Riders of the Purple Sage HTML version

Black Star And Night
The time had come for Venters and Bess to leave their retreat. They were at
great pains to choose the few things they would be able to carry with them on the
journey out of Utah.
"Bern, whatever kind of a pack's this, anyhow?" questioned Bess, rising from her
work with reddened face.
Venters, absorbed in his own task, did not look up at all, and in reply said he had
brought so much from Cottonwoods that he did not recollect the half of it.
"A woman packed this!" Bess exclaimed.
He scarcely caught her meaning, but the peculiar tone of her voice caused him
instantly to rise, and he saw Bess on her knees before an open pack which he
recognized as the one given him by Jane.
"By George!" he ejaculated, guiltily, and then at sight of Bess's face he laughed
"A woman packed this," she repeated, fixing woeful, tragic eyes on him.
"Well, is that a crime?'
"There--there is a woman, after all!"
"Now Bess--"
"You've lied to me!"
Then and there Venters found it imperative to postpone work for the present. All
her life Bess had been isolated, but she had inherited certain elements of the
eternal feminine.
"But there was a woman and you did lie to me," she kept repeating, after he had
"What of that? Bess, I'll get angry at you in a moment. Remember you've been
pent up all your life. I venture to say that if you'd been out in the world you d have
had a dozen sweethearts and have told many a lie before this."
"I wouldn't anything of the kind," declared Bess, indignantly.
"Well--perhaps not lie. But you'd have had the sweethearts--You couldn't have
helped that--being so pretty."
This remark appeared to be a very clever and fortunate one; and the work of
selecting and then of stowing all the packs in the cave went on without further
Venters closed up the opening of the cave with a thatch of willows and aspens,
so that not even a bird or a rat could get in to the sacks of grain. And this work
was in order with the precaution habitually observed by him. He might not be
able to get out of Utah, and have to return to the valley. But he owed it to Bess to
make the attempt, and in case they were compelled to turn back he wanted to
find that fine store of food and grain intact. The outfit of implements and utensils

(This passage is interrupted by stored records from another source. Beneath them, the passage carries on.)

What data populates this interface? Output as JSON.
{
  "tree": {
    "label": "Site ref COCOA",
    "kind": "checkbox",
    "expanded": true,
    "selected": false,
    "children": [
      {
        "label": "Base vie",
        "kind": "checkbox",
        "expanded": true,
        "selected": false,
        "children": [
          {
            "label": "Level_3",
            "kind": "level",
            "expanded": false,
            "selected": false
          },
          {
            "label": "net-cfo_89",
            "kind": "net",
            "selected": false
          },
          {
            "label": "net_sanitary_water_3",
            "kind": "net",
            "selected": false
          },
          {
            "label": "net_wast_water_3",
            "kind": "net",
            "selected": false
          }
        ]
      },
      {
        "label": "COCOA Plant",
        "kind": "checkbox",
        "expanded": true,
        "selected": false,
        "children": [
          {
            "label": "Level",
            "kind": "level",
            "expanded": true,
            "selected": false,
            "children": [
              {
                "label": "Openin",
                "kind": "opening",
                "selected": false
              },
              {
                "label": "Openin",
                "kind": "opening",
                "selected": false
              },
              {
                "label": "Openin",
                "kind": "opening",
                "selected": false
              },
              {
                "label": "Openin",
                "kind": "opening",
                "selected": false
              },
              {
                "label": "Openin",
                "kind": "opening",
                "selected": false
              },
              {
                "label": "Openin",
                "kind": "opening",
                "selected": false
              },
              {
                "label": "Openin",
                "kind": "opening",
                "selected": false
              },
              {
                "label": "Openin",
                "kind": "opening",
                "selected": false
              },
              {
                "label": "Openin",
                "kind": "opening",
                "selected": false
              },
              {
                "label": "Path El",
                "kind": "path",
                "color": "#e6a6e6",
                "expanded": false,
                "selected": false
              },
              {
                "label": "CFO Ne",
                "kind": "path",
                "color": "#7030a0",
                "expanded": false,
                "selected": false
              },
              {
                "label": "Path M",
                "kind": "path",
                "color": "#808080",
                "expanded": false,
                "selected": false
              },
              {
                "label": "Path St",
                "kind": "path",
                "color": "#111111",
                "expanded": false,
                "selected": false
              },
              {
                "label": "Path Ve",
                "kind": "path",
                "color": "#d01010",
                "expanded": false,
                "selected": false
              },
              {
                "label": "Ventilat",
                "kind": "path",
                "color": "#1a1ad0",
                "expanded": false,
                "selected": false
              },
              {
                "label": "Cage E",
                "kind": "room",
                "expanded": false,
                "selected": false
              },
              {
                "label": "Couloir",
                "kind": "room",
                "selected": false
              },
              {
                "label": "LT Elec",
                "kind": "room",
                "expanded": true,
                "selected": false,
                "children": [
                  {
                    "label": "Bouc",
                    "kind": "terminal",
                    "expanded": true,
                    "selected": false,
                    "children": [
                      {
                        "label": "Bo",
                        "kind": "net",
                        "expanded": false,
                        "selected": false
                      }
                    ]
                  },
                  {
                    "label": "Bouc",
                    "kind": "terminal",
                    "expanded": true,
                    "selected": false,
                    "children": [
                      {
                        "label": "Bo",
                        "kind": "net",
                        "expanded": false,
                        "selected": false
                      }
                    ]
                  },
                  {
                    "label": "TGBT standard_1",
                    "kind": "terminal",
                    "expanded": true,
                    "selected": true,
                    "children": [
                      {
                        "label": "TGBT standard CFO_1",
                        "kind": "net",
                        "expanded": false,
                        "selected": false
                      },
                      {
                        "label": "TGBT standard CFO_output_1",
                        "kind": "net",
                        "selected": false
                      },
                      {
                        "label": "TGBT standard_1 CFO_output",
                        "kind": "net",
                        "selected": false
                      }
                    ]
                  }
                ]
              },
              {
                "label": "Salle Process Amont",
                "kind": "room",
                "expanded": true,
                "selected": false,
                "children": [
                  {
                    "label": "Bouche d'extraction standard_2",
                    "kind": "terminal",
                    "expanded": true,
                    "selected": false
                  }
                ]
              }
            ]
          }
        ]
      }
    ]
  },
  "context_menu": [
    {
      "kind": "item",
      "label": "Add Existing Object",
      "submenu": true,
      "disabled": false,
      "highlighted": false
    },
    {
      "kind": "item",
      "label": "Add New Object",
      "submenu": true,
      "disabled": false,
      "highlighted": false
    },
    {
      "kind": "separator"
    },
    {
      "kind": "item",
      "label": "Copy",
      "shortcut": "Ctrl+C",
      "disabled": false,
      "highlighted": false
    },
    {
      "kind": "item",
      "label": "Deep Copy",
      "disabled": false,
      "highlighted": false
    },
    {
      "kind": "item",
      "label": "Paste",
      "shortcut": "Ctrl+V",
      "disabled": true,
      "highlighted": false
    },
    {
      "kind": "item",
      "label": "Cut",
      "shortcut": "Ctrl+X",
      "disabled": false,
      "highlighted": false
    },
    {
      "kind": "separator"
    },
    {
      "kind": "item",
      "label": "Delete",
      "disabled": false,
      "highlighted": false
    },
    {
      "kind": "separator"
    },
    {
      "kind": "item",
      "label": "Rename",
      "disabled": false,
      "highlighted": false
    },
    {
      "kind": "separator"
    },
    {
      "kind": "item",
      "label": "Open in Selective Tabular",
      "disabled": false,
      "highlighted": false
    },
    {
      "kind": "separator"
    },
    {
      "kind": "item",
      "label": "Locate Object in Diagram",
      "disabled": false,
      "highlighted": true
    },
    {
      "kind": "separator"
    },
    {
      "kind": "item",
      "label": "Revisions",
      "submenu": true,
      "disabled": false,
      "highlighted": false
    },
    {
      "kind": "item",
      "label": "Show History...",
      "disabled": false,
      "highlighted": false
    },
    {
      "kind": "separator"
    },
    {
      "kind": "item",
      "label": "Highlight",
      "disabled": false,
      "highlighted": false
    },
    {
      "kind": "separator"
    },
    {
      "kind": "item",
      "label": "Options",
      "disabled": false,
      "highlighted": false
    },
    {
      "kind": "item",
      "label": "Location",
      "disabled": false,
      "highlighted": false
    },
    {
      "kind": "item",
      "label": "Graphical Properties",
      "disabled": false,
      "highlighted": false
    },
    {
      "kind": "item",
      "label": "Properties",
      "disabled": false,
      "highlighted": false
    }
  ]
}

he packed away in another cave.
"Bess, we have enough to live here all our lives," he said once, dreamily.
"Shall I go roll Balancing Rock?" she asked, in light speech, but with deep-blue
fire in her eyes.